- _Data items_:
--- START ---

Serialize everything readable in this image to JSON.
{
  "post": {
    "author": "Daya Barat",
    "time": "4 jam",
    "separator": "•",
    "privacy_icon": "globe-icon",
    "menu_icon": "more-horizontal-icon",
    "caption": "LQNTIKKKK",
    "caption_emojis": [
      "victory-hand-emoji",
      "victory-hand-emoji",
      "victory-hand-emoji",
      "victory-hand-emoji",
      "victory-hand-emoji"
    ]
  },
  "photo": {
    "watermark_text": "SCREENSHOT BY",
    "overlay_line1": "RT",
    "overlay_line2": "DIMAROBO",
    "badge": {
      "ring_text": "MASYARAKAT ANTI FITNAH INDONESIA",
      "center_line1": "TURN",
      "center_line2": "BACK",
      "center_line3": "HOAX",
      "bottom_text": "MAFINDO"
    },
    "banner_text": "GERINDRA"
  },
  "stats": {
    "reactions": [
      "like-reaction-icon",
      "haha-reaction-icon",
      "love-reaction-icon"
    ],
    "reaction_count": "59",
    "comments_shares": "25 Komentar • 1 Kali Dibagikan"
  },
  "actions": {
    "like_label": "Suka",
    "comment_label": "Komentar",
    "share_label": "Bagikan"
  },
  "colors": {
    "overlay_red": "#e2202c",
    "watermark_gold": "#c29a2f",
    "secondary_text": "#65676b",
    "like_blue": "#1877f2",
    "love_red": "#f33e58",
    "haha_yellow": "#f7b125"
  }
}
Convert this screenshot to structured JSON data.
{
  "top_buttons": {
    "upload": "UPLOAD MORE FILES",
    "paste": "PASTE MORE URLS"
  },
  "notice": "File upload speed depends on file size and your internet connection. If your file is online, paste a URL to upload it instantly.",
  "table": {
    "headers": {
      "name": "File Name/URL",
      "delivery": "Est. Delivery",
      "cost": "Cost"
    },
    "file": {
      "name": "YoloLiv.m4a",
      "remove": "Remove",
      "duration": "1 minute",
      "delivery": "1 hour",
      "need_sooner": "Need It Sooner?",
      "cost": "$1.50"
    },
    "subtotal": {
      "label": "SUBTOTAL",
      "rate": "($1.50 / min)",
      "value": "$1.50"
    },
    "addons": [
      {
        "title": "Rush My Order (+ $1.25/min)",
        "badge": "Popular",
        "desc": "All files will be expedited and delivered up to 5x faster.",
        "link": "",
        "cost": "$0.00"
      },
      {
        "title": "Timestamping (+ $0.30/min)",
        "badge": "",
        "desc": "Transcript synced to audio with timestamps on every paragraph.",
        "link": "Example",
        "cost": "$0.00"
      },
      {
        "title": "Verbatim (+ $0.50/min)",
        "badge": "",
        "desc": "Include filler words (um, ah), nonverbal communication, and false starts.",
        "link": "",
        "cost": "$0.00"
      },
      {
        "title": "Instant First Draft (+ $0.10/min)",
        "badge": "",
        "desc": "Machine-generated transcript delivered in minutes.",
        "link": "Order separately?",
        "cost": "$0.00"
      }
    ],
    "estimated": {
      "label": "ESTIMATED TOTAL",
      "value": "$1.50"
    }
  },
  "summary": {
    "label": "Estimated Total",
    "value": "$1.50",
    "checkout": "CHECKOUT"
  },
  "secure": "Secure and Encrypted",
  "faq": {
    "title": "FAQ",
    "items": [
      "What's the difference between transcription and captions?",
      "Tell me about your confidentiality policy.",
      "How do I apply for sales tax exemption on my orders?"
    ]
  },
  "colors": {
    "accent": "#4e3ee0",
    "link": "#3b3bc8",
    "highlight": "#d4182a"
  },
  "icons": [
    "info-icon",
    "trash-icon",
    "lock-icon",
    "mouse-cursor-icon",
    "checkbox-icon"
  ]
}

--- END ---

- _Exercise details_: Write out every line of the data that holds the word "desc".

- _Response to this task_:
        "desc": "All files will be expedited and delivered up to 5x faster.",
        "desc": "Transcript synced to audio with timestamps on every paragraph.",
        "desc": "Include filler words (um, ah), nonverbal communication, and false starts.",
        "desc": "Machine-generated transcript delivered in minutes.",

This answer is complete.